PROMPT
Filter this material down to the lines that contain the string "structured", and return those lines.

RECORDS SUPPLIED
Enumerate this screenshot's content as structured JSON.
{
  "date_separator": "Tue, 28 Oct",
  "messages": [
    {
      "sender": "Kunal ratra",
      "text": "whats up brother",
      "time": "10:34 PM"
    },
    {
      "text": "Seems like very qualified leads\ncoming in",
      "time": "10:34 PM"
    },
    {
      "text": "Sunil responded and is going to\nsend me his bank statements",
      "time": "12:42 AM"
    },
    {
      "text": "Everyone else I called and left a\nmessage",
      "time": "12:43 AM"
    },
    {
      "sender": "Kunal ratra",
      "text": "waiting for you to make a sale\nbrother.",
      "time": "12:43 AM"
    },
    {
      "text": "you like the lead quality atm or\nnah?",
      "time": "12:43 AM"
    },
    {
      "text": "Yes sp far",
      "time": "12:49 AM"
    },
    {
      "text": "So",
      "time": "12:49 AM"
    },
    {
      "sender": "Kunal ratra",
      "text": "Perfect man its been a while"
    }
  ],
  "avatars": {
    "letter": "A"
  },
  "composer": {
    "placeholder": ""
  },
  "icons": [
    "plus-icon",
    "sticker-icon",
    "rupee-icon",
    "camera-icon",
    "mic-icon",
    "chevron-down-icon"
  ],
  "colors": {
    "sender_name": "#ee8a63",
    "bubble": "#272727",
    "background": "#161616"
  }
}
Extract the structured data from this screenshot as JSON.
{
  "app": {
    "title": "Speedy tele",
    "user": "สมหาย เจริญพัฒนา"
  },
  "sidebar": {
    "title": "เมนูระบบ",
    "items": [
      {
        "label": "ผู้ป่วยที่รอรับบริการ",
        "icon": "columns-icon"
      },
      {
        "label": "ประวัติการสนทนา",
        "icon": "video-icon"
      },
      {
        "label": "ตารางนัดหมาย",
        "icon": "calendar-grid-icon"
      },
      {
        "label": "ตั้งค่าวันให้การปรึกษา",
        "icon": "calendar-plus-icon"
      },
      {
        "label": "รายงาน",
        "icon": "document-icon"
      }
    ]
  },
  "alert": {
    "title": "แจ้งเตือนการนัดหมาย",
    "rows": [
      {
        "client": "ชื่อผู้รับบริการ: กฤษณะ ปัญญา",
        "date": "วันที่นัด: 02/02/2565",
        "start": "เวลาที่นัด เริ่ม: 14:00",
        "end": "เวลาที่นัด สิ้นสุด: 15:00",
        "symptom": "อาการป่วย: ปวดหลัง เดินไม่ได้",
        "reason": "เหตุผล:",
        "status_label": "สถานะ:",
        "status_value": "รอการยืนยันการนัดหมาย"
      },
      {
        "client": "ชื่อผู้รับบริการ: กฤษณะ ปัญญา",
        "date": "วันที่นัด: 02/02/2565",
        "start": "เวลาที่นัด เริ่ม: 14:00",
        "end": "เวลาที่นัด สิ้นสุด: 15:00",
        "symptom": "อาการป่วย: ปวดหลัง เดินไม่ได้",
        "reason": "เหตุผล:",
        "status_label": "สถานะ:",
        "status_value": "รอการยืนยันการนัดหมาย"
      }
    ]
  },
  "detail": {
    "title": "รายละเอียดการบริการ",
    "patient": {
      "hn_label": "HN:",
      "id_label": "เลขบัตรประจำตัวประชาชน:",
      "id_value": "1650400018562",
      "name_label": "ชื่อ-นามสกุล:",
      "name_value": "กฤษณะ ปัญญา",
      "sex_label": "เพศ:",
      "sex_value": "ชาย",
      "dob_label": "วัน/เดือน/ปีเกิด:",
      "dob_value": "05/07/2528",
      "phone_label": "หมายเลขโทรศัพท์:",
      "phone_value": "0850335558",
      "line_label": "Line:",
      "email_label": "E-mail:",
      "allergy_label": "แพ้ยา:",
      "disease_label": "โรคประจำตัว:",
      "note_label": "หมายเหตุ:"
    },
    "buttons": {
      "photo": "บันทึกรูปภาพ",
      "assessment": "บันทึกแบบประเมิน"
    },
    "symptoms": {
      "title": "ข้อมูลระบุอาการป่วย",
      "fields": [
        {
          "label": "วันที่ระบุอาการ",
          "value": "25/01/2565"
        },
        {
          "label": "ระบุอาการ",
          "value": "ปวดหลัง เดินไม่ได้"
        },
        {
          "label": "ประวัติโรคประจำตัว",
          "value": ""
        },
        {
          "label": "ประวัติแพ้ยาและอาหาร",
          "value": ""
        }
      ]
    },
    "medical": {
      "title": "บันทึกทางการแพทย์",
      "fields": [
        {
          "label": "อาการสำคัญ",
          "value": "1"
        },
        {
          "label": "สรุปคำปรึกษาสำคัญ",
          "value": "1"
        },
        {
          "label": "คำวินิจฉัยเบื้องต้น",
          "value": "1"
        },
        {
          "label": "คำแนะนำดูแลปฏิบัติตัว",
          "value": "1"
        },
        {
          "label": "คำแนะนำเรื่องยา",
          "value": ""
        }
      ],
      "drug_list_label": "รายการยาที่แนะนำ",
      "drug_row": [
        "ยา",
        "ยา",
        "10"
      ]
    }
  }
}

SOLUTION TO THIS TASK
Enumerate this screenshot's content as structured JSON.
Extract the structured data from this screenshot as JSON.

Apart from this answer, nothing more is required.